>>>>

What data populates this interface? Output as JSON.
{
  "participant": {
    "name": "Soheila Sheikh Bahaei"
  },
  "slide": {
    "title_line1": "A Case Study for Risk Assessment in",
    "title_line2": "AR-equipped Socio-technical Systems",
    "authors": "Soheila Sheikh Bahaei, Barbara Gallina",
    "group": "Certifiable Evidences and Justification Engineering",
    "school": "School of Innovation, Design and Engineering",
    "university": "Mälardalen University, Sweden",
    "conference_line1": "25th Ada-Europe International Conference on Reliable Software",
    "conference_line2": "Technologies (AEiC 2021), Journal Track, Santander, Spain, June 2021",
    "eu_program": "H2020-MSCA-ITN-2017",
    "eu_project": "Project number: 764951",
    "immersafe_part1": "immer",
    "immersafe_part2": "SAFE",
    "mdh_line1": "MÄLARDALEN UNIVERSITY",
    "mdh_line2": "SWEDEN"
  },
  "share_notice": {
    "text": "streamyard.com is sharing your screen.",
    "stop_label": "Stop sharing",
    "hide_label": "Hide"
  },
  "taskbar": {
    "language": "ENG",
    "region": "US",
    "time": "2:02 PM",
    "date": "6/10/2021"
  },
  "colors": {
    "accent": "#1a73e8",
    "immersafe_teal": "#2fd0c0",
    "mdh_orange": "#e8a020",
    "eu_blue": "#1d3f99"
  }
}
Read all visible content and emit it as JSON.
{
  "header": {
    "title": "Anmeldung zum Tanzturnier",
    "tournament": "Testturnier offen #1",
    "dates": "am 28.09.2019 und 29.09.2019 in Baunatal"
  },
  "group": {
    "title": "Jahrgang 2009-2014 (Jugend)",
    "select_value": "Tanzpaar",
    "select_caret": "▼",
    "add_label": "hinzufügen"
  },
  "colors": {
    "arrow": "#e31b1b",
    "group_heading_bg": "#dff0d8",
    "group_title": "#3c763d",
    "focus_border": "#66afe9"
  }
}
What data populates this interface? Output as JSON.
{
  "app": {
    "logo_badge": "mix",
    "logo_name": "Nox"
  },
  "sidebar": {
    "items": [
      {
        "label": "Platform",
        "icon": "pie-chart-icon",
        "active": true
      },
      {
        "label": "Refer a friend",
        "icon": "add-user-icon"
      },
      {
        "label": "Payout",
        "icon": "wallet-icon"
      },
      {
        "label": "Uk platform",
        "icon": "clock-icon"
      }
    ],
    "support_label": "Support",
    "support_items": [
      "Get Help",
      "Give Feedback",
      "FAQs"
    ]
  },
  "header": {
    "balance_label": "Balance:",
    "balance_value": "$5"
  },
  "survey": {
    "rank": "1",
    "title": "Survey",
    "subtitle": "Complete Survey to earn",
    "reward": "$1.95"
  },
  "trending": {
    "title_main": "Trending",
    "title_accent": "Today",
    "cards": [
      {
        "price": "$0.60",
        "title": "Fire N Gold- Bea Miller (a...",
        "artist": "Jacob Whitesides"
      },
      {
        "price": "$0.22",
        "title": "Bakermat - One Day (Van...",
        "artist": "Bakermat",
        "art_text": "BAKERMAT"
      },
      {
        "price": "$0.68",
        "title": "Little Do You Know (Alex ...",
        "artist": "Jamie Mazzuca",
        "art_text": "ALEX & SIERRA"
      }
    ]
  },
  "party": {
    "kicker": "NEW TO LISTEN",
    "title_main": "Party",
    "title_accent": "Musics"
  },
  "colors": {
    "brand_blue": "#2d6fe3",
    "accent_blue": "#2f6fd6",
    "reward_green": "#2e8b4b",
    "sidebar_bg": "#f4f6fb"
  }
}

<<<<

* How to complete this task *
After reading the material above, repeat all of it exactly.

* Answer space *
What data populates this interface? Output as JSON.
{
  "participant": {
    "name": "Soheila Sheikh Bahaei"
  },
  "slide": {
    "title_line1": "A Case Study for Risk Assessment in",
    "title_line2": "AR-equipped Socio-technical Systems",
    "authors": "Soheila Sheikh Bahaei, Barbara Gallina",
    "group": "Certifiable Evidences and Justification Engineering",
    "school": "School of Innovation, Design and Engineering",
    "university": "Mälardalen University, Sweden",
    "conference_line1": "25th Ada-Europe International Conference on Reliable Software",
    "conference_line2": "Technologies (AEiC 2021), Journal Track, Santander, Spain, June 2021",
    "eu_program": "H2020-MSCA-ITN-2017",
    "eu_project": "Project number: 764951",
    "immersafe_part1": "immer",
    "immersafe_part2": "SAFE",
    "mdh_line1": "MÄLARDALEN UNIVERSITY",
    "mdh_line2": "SWEDEN"
  },
  "share_notice": {
    "text": "streamyard.com is sharing your screen.",
    "stop_label": "Stop sharing",
    "hide_label": "Hide"
  },
  "taskbar": {
    "language": "ENG",
    "region": "US",
    "time": "2:02 PM",
    "date": "6/10/2021"
  },
  "colors": {
    "accent": "#1a73e8",
    "immersafe_teal": "#2fd0c0",
    "mdh_orange": "#e8a020",
    "eu_blue": "#1d3f99"
  }
}
Read all visible content and emit it as JSON.
{
  "header": {
    "title": "Anmeldung zum Tanzturnier",
    "tournament": "Testturnier offen #1",
    "dates": "am 28.09.2019 und 29.09.2019 in Baunatal"
  },
  "group": {
    "title": "Jahrgang 2009-2014 (Jugend)",
    "select_value": "Tanzpaar",
    "select_caret": "▼",
    "add_label": "hinzufügen"
  },
  "colors": {
    "arrow": "#e31b1b",
    "group_heading_bg": "#dff0d8",
    "group_title": "#3c763d",
    "focus_border": "#66afe9"
  }
}
What data populates this interface? Output as JSON.
{
  "app": {
    "logo_badge": "mix",
    "logo_name": "Nox"
  },
  "sidebar": {
    "items": [
      {
        "label": "Platform",
        "icon": "pie-chart-icon",
        "active": true
      },
      {
        "label": "Refer a friend",
        "icon": "add-user-icon"
      },
      {
        "label": "Payout",
        "icon": "wallet-icon"
      },
      {
        "label": "Uk platform",
        "icon": "clock-icon"
      }
    ],
    "support_label": "Support",
    "support_items": [
      "Get Help",
      "Give Feedback",
      "FAQs"
    ]
  },
  "header": {
    "balance_label": "Balance:",
    "balance_value": "$5"
  },
  "survey": {
    "rank": "1",
    "title": "Survey",
    "subtitle": "Complete Survey to earn",
    "reward": "$1.95"
  },
  "trending": {
    "title_main": "Trending",
    "title_accent": "Today",
    "cards": [
      {
        "price": "$0.60",
        "title": "Fire N Gold- Bea Miller (a...",
        "artist": "Jacob Whitesides"
      },
      {
        "price": "$0.22",
        "title": "Bakermat - One Day (Van...",
        "artist": "Bakermat",
        "art_text": "BAKERMAT"
      },
      {
        "price": "$0.68",
        "title": "Little Do You Know (Alex ...",
        "artist": "Jamie Mazzuca",
        "art_text": "ALEX & SIERRA"
      }
    ]
  },
  "party": {
    "kicker": "NEW TO LISTEN",
    "title_main": "Party",
    "title_accent": "Musics"
  },
  "colors": {
    "brand_blue": "#2d6fe3",
    "accent_blue": "#2f6fd6",
    "reward_green": "#2e8b4b",
    "sidebar_bg": "#f4f6fb"
  }
}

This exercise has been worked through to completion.